We review, in a variety of ways, all allegations of officer misconduct. A [verdict in] a civil case does not constitute a finding or even evidence that an officer has engaged in any misconduct.
Wow. Yes, Royster is technically correct that the civil jury's verdict is not an exact substitute for a departmental hearing. But that begs the question as to why there was no departmental hearing in the first place.

Here, a police officer is accused of deliberately twisting and forcibly breaking a man's tibia and fibia, resulting in two surgeries and post-traumatic arthritis, all without any justification (his defense sought to blame either Graham or Graham's girlfriend for causing the injuries). This is precisely the sort of gross misconduct that the NYPD ought to be interested in preventing, so surely they would have thoroughly investigated Graham's claims immediately.

Sadly, as is usually the case, the NYPD -- meaning the City, which knows it will be responsible for paying out to compensate the victims of police misconduct -- made no real effort to find out if Aparo and his colleagues engaged in this conduct. The NYPD then proceeds to dismiss the verdict, as though it ought to carry no weight and is unworthy of consideration. In other words, the NYPD stands by its man, regardless of the jury's verdict, regardless of the evidence, regardless, regardless, regardless.

This happens time and again. Officers misbehave. Badly. The City makes no effort to corroborate the claims. Instead, they deny and defend. Juries return verdicts finding that the plaintiffs have proven their allegations, and the City still does nothing.

The message to those cops that misbehave could not be clearer: there is no penalty for using excessive force, there is no penalty for arresting people without probable cause, there is no penalty for lying to prosecutors and courts, there is no penalty for deliberately violating the constitution. And if a jury find yous civilly liable? No problem, the City will pay the tab.

To face any real negative consequence, the officer would have to be criminally charged and convicted, and we know how unlikely that is.

Parenthetically, just to make a point, a couple of years I had a civil case following an arrest of my client where he spent several days at Rikers Island. During a later suppression hearing, the officers admitted there that they had lied to the grand jury and prosecutor, resulting in the ultimate dismissal of the criminal case. Even though there was no dispute that the officers had committed perjury, a fact now known to the prosecutors as well, no criminal charges were sought, and there were no consequences to the officers, even after the City paid my client. In other words, even in a perfect storm, criminal prosecution is unlikely. Just ask Eric Garner's family.

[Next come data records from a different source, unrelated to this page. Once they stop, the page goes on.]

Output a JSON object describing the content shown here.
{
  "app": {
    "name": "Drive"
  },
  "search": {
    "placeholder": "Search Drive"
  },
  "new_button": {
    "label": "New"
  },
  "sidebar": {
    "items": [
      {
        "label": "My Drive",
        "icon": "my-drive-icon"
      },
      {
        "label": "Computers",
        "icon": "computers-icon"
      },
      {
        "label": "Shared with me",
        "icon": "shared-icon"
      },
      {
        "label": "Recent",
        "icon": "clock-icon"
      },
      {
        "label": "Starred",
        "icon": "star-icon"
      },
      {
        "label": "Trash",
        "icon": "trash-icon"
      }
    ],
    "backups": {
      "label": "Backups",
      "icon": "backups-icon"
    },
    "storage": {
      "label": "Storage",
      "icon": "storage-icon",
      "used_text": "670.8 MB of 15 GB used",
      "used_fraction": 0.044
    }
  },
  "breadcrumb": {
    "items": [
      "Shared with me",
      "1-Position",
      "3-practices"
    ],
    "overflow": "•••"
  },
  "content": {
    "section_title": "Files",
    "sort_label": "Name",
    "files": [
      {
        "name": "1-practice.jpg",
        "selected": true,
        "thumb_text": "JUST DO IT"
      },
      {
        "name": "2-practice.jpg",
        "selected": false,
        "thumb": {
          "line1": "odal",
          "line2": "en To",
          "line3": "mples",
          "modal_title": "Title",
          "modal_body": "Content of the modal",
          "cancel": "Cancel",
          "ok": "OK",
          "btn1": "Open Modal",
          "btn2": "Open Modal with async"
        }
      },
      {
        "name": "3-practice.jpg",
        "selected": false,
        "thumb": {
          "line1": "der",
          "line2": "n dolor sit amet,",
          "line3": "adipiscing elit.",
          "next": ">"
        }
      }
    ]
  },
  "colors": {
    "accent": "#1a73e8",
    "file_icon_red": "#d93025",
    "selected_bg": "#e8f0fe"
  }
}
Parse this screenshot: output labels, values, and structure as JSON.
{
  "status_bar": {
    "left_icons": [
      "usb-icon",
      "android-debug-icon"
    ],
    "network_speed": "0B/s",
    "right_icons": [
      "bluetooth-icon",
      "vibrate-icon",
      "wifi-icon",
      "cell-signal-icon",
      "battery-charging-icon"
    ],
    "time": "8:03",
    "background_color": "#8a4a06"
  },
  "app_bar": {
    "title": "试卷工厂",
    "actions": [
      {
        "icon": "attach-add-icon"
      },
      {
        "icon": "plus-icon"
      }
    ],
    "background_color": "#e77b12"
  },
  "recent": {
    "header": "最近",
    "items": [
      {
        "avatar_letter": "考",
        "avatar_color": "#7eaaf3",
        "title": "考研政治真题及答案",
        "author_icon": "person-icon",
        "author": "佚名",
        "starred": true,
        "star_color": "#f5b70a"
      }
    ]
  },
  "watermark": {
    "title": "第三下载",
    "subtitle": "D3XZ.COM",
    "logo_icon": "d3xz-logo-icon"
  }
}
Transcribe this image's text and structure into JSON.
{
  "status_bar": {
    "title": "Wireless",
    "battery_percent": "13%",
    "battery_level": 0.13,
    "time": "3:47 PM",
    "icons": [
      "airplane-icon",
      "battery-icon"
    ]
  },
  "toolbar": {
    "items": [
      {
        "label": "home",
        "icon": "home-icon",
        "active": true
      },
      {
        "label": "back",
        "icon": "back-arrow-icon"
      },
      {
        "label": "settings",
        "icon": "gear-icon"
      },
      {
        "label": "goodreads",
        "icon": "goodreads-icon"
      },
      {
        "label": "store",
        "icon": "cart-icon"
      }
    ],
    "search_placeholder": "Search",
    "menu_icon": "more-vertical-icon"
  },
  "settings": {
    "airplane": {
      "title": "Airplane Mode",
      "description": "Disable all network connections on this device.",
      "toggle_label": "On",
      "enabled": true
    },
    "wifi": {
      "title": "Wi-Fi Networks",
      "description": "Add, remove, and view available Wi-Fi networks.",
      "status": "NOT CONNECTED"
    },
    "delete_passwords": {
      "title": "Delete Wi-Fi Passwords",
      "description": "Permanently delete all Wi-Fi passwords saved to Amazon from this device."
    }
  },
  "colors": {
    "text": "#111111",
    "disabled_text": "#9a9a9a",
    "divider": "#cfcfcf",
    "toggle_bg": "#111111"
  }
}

Every year, NYC releases figures showing how many millions of dollars were paid out to settle police misconduct cases. The City would like you to believe it's because us shysters, us shameless ambulance chasers, are bleeding New York dry. In actuality, the source of the City's woes is the ongoing misconduct itself. If the City wants to stop paying out such large amounts of money in compensation for their officers' misconduct, maybe New York ought to focus on its employees' behavior, rather than the litigation that such deliberate, unconstitutional behavior brings about. Just a thought.